Widely available Amazon Dash represents Amazon’s desire to own the entire customer journey, and it’s ability to innovate on devices designed to get a direct route to market. You are probably familiar with the Amazon Kindle, and the Dash is the next natural step in the world of the “Internet of Things” making a seamless transition from your everyday life into the virtual world of online shopping.
Health warning: you may find the following video makes you nauseous, but it does give a good overview of the service:
Fulfilment and delivery: going the last 100 yards
For many ecommerce retailers, the single greatest point of of failure is fulfilment – successfully delivering the product into the customers’ hands.
Fulfilment is now one of Amazon’s core business areas – and it has a number of existing intitiatives that it is starting to scale up internationally, as well as experimenting with innovative services.

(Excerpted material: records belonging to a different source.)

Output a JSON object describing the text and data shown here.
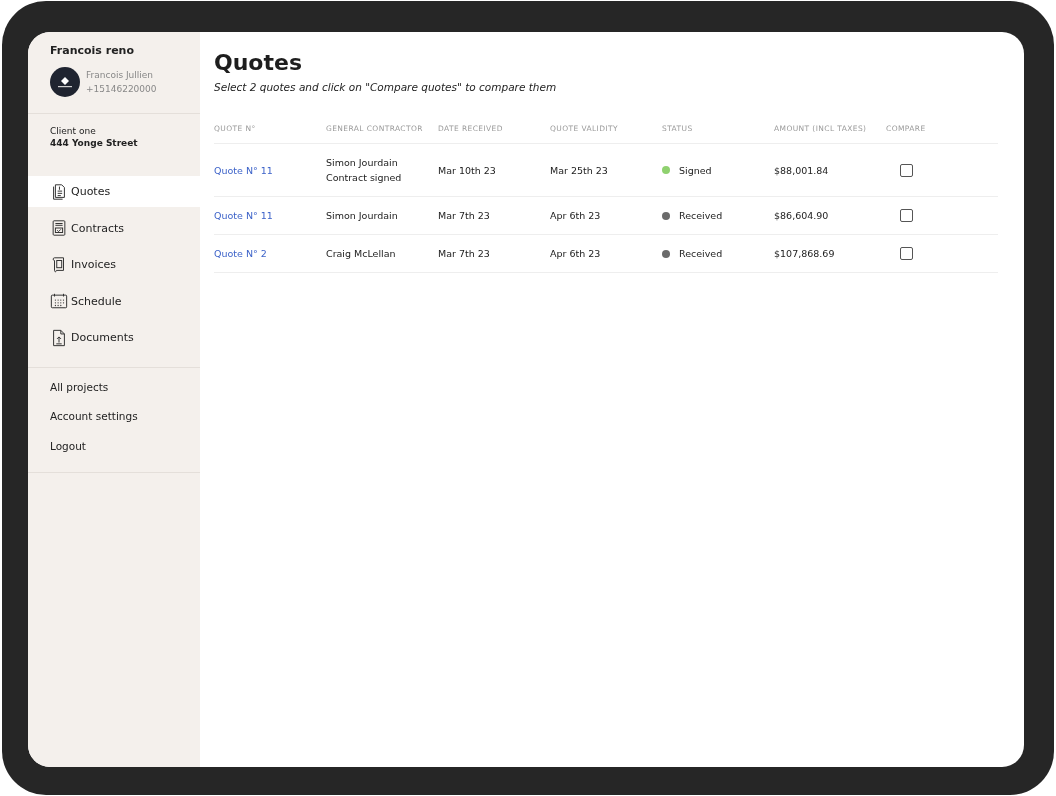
{
  "sidebar": {
    "company": "Francois reno",
    "user": {
      "name": "Francois Jullien",
      "phone": "+15146220000"
    },
    "client": {
      "label": "Client one",
      "address": "444 Yonge Street"
    },
    "nav": [
      {
        "label": "Quotes",
        "kind": "quotes",
        "selected": true
      },
      {
        "label": "Contracts",
        "kind": "contracts",
        "selected": false
      },
      {
        "label": "Invoices",
        "kind": "invoices",
        "selected": false
      },
      {
        "label": "Schedule",
        "kind": "schedule",
        "selected": false
      },
      {
        "label": "Documents",
        "kind": "documents",
        "selected": false
      }
    ],
    "links": [
      "All projects",
      "Account settings",
      "Logout"
    ]
  },
  "main": {
    "title": "Quotes",
    "subtitle": "Select 2 quotes and click on \"Compare quotes\" to compare them",
    "table": {
      "columns": [
        "QUOTE N°",
        "GENERAL CONTRACTOR",
        "DATE RECEIVED",
        "QUOTE VALIDITY",
        "STATUS",
        "AMOUNT (INCL TAXES)",
        "COMPARE"
      ],
      "rows": [
        {
          "quote": "Quote N° 11",
          "contractor": [
            "Simon Jourdain",
            "Contract signed"
          ],
          "received": "Mar 10th 23",
          "validity": "Mar 25th 23",
          "status": "Signed",
          "color": "#8fd16f",
          "amount": "$88,001.84",
          "checked": false
        },
        {
          "quote": "Quote N° 11",
          "contractor": [
            "Simon Jourdain"
          ],
          "received": "Mar 7th 23",
          "validity": "Apr 6th 23",
          "status": "Received",
          "color": "#6b6b6b",
          "amount": "$86,604.90",
          "checked": false
        },
        {
          "quote": "Quote N° 2",
          "contractor": [
            "Craig McLellan"
          ],
          "received": "Mar 7th 23",
          "validity": "Apr 6th 23",
          "status": "Received",
          "color": "#6b6b6b",
          "amount": "$107,868.69",
          "checked": false
        }
      ]
    }
  }
}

Amazon Prime Air Fleet: the sky’s the limit
On 7 December 2016, Amazon conducted a private trial of drone delivery in Cambridge, UK. Called Prime Air the trial consisted of an electrically powered autonomous drone successfully delivering in just 13 minutes a parcel of popcorn and a Fire TV stick. The drones will be able to carry parcels of up to 5 pounds, which accounts for more than 80% of all Amazon shipments.
Why was the trial here in the UK? In the USA, drones must stay within view of the pilot, making deliveries impossible, whereas there isn’t such a barrier here.
Apparently, you will need an Amazon-branded landing mat for the drone delivery to guide the drone to the perfect spot.
Amazon Air: the future is now
Amazon is now leasing 40 Boeing 767 wide body jet freighters, flying daily out it’s hub in Wilmington, Ohio. Wilmington was previously DHL’s facility. The Amazon project is so successfuly that the airport would ike to open a second runway to increase cargo capacity. These cargo jets are in effect it’s own logistics network, and could potentially replace Amazon’s current logistics partners.
Here’s an interesting fact: Amazon is regsitering all the jets with prime numbers (in other words, a number than only be divided by itself and 1)
Amazon Fresh is Amazon’s free same day delivery of fresh groceries and specialities from local shops and markets. Order your milk by 10 am, and have it delivered by Amazon to the office before you go home. Here in the UK it’s currently only available in central and east London, but iit’s widely available in the USA and I’ve seen the green Fresh van trundling around my home town of suburban Springfield, Pennsylvania.
Amazon is making huge investments in it’s delivery operation and fulfillment centres, and this is what is differentiating it from other internet retailers. Its fast, free delivery is keeping it ahead of the competition. Amazon knows that great delivery service leads to a jump in sales. The internet may give businesses international reach and world wide opportunity, but Amazon recognises customers also want to work with local producers and get local service.
And by working in partnership with local food producers and providers, the international giant, Amazon, is now becoming our local provider of choice.